Copy each line below in which the string "Taxes" appears.
[Dataset excerpts Boundary: Start]
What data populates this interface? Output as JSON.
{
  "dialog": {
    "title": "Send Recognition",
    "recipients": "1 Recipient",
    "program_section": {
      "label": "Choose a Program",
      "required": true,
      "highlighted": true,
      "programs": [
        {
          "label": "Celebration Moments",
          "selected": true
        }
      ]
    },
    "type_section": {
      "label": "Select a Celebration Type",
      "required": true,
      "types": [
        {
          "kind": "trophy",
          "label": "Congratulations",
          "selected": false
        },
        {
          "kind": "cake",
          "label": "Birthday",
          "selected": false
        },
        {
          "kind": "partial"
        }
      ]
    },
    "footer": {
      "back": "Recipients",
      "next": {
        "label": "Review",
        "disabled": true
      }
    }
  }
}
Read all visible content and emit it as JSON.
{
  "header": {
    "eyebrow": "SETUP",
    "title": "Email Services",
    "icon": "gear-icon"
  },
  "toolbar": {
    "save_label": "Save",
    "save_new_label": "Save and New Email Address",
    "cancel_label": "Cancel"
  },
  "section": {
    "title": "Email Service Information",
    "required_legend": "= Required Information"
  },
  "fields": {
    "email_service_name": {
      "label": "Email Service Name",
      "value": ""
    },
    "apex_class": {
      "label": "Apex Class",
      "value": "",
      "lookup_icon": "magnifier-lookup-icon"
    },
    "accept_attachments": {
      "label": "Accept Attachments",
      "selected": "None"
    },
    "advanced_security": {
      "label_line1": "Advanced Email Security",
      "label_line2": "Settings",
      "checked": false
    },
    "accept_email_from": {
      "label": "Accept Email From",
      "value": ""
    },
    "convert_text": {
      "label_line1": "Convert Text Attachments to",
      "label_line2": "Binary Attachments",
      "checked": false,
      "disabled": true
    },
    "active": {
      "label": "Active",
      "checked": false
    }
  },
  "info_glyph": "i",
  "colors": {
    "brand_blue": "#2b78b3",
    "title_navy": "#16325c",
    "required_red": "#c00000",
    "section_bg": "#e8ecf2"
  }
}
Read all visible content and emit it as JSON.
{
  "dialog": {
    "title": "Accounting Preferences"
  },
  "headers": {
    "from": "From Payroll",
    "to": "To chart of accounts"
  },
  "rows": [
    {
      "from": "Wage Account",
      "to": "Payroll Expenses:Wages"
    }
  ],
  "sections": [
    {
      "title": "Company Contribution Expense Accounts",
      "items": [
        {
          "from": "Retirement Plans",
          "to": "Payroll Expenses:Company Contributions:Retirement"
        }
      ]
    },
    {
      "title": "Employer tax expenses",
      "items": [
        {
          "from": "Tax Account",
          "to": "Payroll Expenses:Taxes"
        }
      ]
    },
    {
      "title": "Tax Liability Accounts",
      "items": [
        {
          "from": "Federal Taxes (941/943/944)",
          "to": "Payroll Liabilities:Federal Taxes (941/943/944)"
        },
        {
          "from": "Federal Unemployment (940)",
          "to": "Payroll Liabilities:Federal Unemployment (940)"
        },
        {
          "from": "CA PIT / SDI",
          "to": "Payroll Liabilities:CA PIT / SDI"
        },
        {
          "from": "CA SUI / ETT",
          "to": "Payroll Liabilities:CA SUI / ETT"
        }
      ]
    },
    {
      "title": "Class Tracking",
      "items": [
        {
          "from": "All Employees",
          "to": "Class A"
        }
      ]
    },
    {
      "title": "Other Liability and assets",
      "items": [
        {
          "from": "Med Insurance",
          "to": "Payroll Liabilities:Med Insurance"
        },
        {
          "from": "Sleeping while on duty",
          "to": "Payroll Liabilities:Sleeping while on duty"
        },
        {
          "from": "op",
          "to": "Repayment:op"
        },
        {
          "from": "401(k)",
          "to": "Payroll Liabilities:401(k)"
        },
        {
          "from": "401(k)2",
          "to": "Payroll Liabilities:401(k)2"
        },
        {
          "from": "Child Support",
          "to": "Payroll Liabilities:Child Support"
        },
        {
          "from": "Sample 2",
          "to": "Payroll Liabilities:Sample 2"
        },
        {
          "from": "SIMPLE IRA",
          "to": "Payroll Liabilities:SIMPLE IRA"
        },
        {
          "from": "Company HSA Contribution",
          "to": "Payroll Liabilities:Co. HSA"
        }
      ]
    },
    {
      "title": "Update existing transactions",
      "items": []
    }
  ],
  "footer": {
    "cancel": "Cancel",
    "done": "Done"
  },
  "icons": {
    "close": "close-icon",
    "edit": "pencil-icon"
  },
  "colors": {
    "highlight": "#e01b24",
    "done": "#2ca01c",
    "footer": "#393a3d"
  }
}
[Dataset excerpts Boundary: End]
◆ Task answer
          "to": "Payroll Expenses:Taxes"
          "from": "Federal Taxes (941/943/944)",
          "to": "Payroll Liabilities:Federal Taxes (941/943/944)"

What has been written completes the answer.